Count the lines containing "posted" in the entries underneath, and state that count without anything else.

§

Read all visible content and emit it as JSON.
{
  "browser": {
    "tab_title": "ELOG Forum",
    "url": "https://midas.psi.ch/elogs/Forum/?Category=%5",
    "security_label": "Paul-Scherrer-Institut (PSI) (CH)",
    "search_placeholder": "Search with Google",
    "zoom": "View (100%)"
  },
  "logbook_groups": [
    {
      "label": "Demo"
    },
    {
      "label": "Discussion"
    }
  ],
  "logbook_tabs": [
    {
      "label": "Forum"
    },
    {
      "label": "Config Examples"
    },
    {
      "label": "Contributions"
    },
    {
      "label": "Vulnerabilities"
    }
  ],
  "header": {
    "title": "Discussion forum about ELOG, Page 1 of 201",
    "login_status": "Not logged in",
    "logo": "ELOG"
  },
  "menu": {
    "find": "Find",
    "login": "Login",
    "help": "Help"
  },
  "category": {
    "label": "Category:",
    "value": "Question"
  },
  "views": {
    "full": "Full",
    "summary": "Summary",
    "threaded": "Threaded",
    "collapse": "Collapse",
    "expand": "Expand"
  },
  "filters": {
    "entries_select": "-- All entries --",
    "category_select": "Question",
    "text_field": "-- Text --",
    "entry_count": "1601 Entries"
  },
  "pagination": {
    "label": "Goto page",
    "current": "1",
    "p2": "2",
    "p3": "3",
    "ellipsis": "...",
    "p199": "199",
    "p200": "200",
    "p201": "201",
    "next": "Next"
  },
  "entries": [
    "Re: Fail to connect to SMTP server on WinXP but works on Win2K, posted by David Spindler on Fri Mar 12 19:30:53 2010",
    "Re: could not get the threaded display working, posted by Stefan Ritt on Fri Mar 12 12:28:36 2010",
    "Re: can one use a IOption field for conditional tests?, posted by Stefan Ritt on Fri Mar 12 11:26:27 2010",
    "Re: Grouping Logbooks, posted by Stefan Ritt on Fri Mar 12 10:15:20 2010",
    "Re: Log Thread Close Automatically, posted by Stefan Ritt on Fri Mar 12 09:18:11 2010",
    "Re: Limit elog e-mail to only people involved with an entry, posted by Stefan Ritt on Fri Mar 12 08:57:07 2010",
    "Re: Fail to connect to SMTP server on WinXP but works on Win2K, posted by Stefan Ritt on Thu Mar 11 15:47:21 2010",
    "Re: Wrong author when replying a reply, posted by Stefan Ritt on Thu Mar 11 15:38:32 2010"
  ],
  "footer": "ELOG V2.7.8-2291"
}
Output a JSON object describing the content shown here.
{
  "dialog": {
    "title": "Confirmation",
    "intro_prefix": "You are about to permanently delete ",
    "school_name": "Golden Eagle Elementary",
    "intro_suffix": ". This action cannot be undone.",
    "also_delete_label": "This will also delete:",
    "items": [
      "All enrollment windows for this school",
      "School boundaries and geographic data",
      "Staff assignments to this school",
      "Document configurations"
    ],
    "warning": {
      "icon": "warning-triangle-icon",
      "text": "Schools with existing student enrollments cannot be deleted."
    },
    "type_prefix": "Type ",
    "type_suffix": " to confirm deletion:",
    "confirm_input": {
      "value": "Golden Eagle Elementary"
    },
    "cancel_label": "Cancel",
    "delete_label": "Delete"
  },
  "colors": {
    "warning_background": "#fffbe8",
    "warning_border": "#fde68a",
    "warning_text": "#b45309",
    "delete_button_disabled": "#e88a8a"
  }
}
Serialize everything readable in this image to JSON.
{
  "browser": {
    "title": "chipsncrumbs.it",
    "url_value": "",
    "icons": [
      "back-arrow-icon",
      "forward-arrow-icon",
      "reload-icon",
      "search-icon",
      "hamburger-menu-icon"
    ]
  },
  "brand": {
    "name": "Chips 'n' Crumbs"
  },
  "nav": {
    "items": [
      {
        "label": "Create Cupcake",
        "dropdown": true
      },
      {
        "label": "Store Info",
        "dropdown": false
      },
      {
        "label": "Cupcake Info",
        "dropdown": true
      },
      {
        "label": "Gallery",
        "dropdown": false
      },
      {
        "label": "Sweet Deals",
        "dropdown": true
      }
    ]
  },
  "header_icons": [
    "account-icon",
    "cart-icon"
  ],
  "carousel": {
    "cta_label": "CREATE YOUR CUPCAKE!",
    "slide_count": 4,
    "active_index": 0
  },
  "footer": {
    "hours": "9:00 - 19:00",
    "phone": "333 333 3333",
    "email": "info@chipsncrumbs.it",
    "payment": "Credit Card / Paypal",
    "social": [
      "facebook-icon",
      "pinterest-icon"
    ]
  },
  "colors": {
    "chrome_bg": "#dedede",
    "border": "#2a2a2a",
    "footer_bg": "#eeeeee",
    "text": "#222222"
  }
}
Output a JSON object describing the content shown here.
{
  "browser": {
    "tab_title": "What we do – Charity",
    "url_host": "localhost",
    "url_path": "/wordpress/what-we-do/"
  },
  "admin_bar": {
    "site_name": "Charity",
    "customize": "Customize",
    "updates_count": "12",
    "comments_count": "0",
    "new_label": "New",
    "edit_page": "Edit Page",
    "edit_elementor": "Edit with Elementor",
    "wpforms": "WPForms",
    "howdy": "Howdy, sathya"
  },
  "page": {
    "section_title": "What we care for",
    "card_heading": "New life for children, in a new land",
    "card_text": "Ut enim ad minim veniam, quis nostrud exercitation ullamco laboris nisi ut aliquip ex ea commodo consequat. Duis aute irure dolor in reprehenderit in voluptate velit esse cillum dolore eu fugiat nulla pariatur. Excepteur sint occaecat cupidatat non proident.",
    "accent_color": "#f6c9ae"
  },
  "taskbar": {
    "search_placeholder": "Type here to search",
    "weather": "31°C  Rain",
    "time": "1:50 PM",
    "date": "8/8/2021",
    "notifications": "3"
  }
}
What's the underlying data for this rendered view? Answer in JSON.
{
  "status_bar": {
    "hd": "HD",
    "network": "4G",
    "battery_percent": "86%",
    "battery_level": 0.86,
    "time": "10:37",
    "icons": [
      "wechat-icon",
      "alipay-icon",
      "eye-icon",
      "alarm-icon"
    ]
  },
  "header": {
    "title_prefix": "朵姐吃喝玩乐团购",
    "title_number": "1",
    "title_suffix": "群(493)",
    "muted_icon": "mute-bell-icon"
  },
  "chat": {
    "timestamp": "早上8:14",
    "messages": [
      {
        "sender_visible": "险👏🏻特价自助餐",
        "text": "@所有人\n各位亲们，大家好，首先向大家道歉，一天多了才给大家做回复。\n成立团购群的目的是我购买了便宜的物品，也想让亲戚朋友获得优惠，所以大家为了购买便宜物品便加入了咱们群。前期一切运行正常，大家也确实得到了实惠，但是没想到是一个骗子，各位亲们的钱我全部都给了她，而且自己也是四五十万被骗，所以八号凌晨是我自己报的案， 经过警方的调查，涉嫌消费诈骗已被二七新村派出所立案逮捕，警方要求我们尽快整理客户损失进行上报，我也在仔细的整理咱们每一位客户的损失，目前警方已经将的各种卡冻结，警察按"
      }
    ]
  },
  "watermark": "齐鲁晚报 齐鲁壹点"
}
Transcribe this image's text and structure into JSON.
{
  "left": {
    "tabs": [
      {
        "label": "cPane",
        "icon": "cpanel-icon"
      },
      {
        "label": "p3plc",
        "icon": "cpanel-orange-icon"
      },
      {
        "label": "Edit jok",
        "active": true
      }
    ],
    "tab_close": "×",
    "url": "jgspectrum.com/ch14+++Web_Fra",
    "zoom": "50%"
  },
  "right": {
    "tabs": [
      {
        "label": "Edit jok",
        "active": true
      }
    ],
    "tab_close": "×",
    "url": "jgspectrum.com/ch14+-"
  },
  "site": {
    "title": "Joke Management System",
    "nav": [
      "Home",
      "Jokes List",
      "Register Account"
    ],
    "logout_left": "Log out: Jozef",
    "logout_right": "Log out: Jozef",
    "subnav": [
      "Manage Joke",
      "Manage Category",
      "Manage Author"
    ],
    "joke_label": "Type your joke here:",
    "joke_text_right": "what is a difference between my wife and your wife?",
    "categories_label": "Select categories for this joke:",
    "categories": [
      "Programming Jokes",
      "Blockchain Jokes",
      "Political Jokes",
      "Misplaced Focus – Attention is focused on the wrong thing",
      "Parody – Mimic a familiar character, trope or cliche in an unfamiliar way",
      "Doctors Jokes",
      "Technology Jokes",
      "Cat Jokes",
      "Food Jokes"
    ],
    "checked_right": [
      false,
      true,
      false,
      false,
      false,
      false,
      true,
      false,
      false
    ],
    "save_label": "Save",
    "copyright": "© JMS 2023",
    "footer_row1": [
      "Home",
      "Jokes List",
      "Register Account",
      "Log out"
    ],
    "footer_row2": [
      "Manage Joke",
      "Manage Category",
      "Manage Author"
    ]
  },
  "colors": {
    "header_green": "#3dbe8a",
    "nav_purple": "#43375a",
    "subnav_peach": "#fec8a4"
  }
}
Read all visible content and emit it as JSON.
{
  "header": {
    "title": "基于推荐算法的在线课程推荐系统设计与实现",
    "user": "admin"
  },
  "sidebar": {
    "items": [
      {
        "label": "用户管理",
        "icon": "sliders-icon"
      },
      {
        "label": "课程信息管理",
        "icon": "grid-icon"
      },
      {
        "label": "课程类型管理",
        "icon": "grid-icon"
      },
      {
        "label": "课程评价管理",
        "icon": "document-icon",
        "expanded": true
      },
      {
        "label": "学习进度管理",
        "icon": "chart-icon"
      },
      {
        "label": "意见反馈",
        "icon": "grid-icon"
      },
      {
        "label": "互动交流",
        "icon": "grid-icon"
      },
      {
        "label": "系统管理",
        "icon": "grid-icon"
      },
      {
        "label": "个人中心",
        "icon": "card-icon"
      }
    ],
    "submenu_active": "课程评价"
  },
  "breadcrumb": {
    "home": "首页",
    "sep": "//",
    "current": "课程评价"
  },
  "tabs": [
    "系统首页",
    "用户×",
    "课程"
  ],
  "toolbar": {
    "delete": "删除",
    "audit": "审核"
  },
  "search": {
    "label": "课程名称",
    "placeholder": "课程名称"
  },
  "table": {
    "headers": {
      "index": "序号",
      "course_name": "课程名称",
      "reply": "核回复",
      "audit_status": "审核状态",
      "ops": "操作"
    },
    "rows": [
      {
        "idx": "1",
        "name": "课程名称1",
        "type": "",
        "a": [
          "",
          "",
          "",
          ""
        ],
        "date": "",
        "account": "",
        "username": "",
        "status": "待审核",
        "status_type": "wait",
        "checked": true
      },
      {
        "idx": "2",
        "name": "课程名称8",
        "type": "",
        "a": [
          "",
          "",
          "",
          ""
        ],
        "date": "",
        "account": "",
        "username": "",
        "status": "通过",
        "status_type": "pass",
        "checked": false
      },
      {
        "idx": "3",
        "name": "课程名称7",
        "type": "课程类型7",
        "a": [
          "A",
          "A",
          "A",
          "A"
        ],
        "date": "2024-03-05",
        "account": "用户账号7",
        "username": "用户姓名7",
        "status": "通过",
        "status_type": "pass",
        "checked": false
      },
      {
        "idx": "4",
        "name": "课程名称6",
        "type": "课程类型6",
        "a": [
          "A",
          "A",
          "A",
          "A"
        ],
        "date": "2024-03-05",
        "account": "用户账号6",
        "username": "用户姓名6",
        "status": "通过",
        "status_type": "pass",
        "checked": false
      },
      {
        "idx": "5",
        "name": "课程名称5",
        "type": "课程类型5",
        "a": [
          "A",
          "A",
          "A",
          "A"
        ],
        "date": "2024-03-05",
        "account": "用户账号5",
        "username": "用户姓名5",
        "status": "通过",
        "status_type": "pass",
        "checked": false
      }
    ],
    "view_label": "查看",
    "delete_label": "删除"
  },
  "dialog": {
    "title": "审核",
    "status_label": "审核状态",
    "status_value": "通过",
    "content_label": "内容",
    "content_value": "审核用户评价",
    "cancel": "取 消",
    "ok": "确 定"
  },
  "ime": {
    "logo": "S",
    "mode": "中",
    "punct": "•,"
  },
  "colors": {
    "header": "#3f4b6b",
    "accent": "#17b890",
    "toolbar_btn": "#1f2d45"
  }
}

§

OUTPUT OF THE TASK:
8